Again, these strategies are proven and they work. If they work perfectly outside the USA, then why not within the USA?
Why the IPR Procedures are Useful and Why They will Not Go Away
Inter-partes-review (IPR) is a means of rectifying a wrong decision of the USPTO to grant a specific patent. The USPTO installed a special tribunal for that purpose, the Patent Trial and Appeal Board (PTAB).
This has made business life in the USA much more predictable, especially for smaller companies from foreign countries. Before AIA, it was a huge effort to get a Freedom-to-Operate (FTO) study for a specific product, and the FTO often said that there is an unpredictable risk when selling the product. In the best case, the FTO could be used as a means to show that there was at least not a willful infringement, which in the case of a lost patent infringement lawsuit would result in astronomic punitive damages to be paid.
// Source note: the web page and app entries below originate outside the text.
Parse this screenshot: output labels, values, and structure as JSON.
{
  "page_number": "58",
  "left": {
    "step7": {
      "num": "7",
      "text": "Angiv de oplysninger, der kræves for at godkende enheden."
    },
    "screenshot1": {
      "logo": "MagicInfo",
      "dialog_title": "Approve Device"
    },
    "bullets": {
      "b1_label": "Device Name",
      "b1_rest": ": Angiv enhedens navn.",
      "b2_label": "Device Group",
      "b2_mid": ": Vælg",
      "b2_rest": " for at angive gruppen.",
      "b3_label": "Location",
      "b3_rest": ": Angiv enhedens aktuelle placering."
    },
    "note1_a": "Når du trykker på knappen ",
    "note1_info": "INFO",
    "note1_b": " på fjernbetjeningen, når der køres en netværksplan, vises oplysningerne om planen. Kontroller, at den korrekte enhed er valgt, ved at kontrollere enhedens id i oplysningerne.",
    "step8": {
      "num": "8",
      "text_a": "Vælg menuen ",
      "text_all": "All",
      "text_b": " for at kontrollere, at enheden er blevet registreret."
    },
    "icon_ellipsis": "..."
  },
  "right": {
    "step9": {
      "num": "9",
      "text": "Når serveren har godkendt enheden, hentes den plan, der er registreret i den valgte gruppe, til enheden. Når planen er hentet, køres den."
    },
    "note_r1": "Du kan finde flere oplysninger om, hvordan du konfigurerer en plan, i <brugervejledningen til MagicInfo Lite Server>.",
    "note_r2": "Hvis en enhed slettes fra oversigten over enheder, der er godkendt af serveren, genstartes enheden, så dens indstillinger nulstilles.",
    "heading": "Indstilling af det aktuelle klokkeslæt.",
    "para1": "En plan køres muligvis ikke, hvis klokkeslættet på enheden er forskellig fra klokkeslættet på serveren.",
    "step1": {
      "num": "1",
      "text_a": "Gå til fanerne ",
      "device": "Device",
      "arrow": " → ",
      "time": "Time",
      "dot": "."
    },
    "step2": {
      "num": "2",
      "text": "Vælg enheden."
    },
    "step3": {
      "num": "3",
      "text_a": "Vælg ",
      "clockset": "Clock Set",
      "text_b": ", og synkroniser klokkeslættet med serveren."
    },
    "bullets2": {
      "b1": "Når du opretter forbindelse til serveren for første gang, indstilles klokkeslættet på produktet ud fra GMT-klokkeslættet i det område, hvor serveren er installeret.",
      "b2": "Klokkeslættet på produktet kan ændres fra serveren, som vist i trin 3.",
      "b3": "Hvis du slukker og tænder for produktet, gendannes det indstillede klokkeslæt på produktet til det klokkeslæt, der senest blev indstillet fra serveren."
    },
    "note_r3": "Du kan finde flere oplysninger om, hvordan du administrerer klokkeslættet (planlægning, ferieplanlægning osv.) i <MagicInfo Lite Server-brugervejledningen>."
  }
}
My personal view is that whoever thinks that the IPR will be abolished, e.g. because there is no jury trial before revoking a US patent, is not realistic. Just a few considerations that I do not hear so often:
First, a large number of US patents that underwent IPR procedures was either entirely revoked or limited in its scope of protection. This means that there is a good reason for the IPR Procedures to be in place because this demonstrates that there is a real issue with the “quality” of US patents, which by the way is an inherent weakness to any granted patent in this world. Patent Examiners are humans and they have only a limited amount of time available for examining a specific patent application. It is not realistic to think that one person can single-handedly surface and examine all relevant prior art of the world. On the other hand, the party which initiates IPR proceedings can invest as much manpower as they like for attacking a specific patent. This is when literally many cooks are going to spoil the broth, respectively the patent in suit.
Second, at the time when I am writing this article, the USPTO has installed 174 PTAB judges. Do the critics of the IPR really believe that these judges will be laid off in case that the IPR proceedings should be found to be unconstitutional? The USPTO could then install a pre-grant inter-partes opposition procedure, similar to other countries, which would lead to the same result as today with the IPR procedures. In fact, that could make the situation even worse, as oppositions would be filed more often than IPR proceedings being initiated today, just for the sake of good safety.
What I also can see is that there are some conspiracy theories about the PTAB out there. I do not think that they are valid. AIA was properly initiated by the US lawmaker. That means that there must have been a real need for the changes made. One motive surely was to harmonize the patent law of the USA with the patent laws of all other countries in the world. This is why we foreigners appreciate the AIA. I also do not believe that the AIA was intended to make it more difficult for NPEs and contingency fee lawyers to threaten active US companies with patent claims, although this theory sounds at least reasonable.
Those US inventors that do not yet know about the AIA surely need to catch up with what is going on in the USA. But this applies also to sole inventors outside the USA.
This is why the Internet is so important. Many US inventors have never heard of the America Invents Act until they read about it somewhere. This is why I am writing this little article.
It should also be made a major topic at all Inventors Forum meetings. You can use my above article as a starting point. If you think you have a better answer, make the case for your recommendation. Show specifically why yours is better, not why the above suggestions are worthless.
It is our responsibility as IP lawyers to educate our creative inventors. This will prevent them from failing. Inventors, on the other hand, must recognize: fly or die.
Whenever I hear today an inventor or patent attorney say: “The AIA must be repealed lest we lose our job creation engine forever”, those protesting New York taxi drivers come to my mind that have once taken up loans to pay more than one million US$ for a taxi medallion that is today only worth 160,000 US$, because of the Internet. See here: